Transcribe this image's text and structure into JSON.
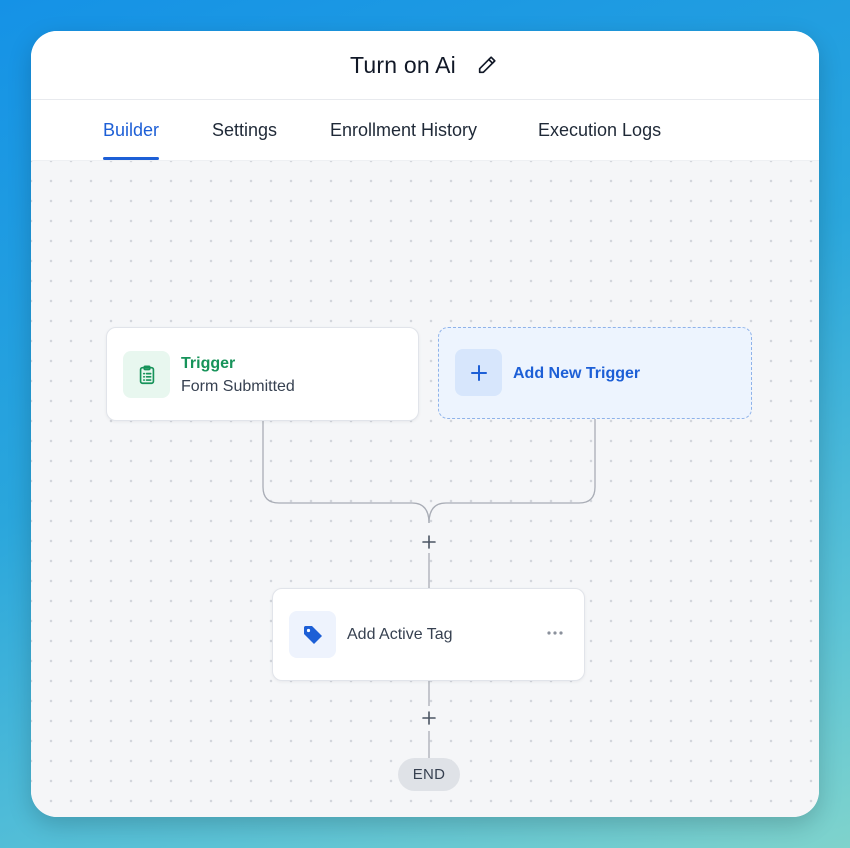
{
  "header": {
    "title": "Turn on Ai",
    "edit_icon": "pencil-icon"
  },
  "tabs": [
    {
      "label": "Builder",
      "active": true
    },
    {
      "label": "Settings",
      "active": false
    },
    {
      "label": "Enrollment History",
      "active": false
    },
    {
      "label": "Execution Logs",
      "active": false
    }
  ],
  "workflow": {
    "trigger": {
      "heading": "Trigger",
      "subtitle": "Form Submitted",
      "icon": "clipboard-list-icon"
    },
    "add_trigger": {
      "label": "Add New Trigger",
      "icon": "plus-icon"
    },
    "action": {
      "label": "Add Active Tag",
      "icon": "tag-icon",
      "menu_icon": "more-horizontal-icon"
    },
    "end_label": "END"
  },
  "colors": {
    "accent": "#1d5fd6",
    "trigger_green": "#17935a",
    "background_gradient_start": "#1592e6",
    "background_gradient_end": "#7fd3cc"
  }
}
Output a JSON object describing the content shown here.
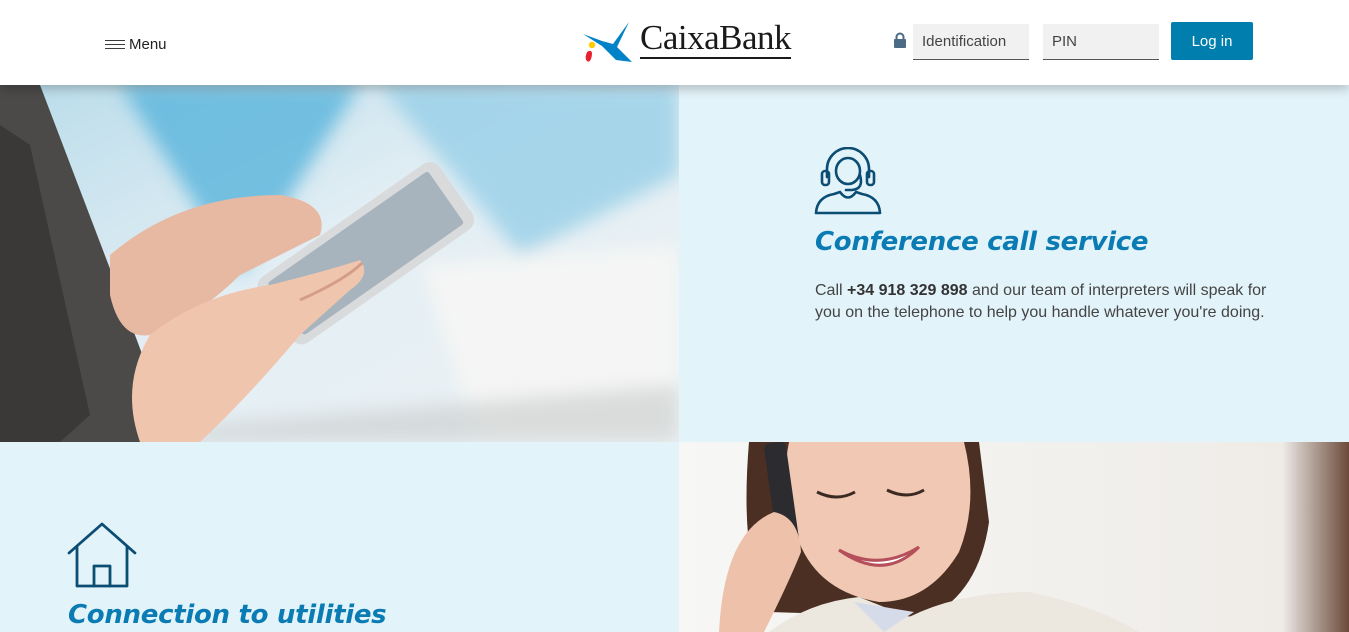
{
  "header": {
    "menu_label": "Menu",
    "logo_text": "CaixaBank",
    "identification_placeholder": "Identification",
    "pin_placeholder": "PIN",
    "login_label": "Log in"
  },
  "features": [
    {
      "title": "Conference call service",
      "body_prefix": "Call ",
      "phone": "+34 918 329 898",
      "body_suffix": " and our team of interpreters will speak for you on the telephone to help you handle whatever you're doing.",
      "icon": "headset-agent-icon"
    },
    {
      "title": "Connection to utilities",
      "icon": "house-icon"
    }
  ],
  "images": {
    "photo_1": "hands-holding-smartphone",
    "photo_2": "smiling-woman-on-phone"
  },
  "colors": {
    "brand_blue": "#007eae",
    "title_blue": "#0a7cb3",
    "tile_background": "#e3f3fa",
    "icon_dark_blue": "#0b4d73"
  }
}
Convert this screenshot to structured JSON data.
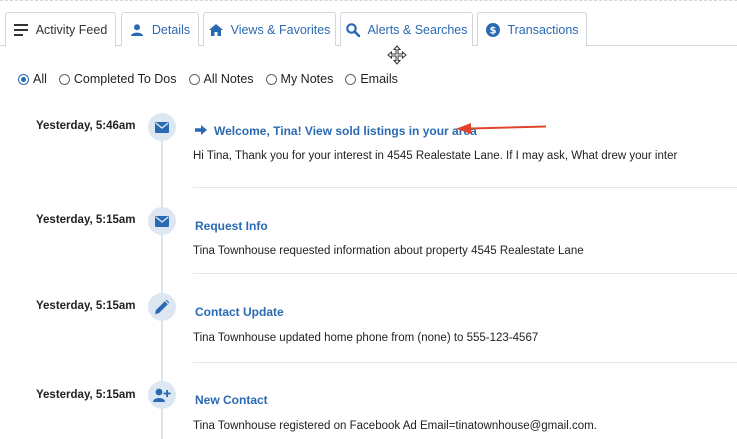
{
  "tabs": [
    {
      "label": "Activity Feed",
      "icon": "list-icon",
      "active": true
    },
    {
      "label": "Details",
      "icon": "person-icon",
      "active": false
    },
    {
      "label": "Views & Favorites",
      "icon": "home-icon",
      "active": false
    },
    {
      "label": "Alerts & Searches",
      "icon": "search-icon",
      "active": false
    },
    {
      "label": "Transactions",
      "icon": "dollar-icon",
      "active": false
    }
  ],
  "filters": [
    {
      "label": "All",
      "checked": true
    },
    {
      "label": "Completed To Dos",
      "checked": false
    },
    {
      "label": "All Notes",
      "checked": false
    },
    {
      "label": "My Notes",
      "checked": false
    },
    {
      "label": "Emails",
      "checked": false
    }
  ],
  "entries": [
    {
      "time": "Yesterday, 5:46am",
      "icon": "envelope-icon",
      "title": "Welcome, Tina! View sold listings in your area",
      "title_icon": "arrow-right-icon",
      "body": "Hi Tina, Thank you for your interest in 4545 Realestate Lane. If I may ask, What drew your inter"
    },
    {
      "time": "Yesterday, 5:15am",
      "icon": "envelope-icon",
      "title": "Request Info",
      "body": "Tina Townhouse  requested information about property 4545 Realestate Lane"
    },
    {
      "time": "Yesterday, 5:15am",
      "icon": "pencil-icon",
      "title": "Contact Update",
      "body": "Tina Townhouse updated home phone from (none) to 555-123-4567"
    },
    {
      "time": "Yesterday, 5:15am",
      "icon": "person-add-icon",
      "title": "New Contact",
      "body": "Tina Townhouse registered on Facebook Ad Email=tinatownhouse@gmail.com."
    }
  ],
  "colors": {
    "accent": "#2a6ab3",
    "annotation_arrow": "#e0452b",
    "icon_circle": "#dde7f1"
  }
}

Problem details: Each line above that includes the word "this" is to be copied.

Output:
Transcribe this image's text and structure into JSON.
Convert this screenshot to structured JSON data.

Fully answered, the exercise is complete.